The LSE says the EC is “unlikely to provide clearance” after it surprised the City and refused to comply with the demand. It said on Sunday that the request was “disproportionate”.
The deal had been announced a year ago as a “merger of equals” to create a mega-exchange capable of taking on the US exchanges. The European Commission could announce its verdict on 4 April.
LSE and Deutsche Börse had previously agreed to sell the French part of LSE’s clearing business, LCH, to satisfy competition concerns. Rival Euronext was the interested bidder. That may not go ahead.
LSE said that selling its stake in MTS would require approval from several European national regulators and hurt its wider Italian business, where MTS is classified as a “systemically important regulated business”. The LSE also owns Borsa Italiana, based in Milan.
In its statement, LSE said: “Taking all relevant factors into account, and acting in the best interests of shareholders, the LSE Board today concluded that it could not commit to the divestment of MTS.”
US exchanges, including Intercontinental Exchange, headquartered in Atlanta, may now start bidding for the LSE Group.
The 2 leading European exchanges had previously tried to merge in 2000 and 2005. In the current deal, Deutsche Börse, which operates Frankfurt Stock Exchange, will have a 54% stake in the enlarged business but the headquarters was forecast to stay in London. There were concerns post UK’s “Brexit” vote to leave the European Union that considerable volumes of clearing, especially securities denominated in euros, would move to Europe.
LSE and Deutsche Börse say the deal is still on, pending the European Commission verdict. Fees so far to City bankers, lawyers and public relations advisers have so far topped £300m, according to calculations on an announcement.

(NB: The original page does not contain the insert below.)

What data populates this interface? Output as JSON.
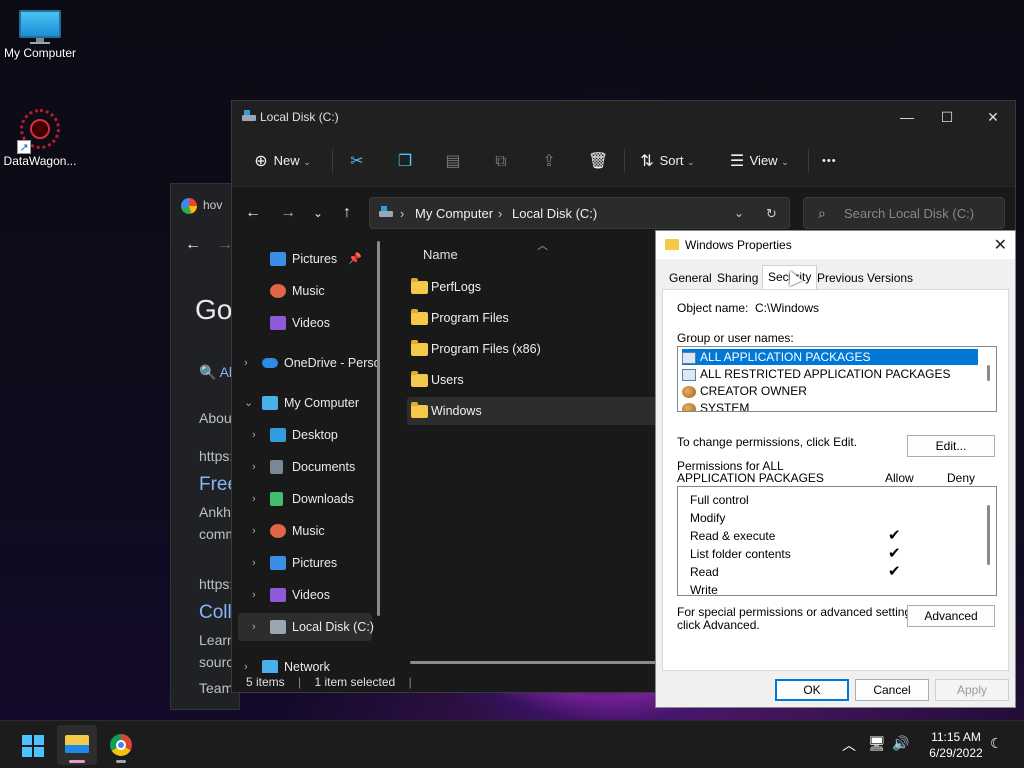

Deutsche Börse also operates the Luxembourg-based clearing house Clearstream and derivatives platform Eurex. It commented: “The parties will await the further assessment by the European commission and currently expect a decision by the European commission on the merger of Deutsche Börse and LSE by the end of March 2017.”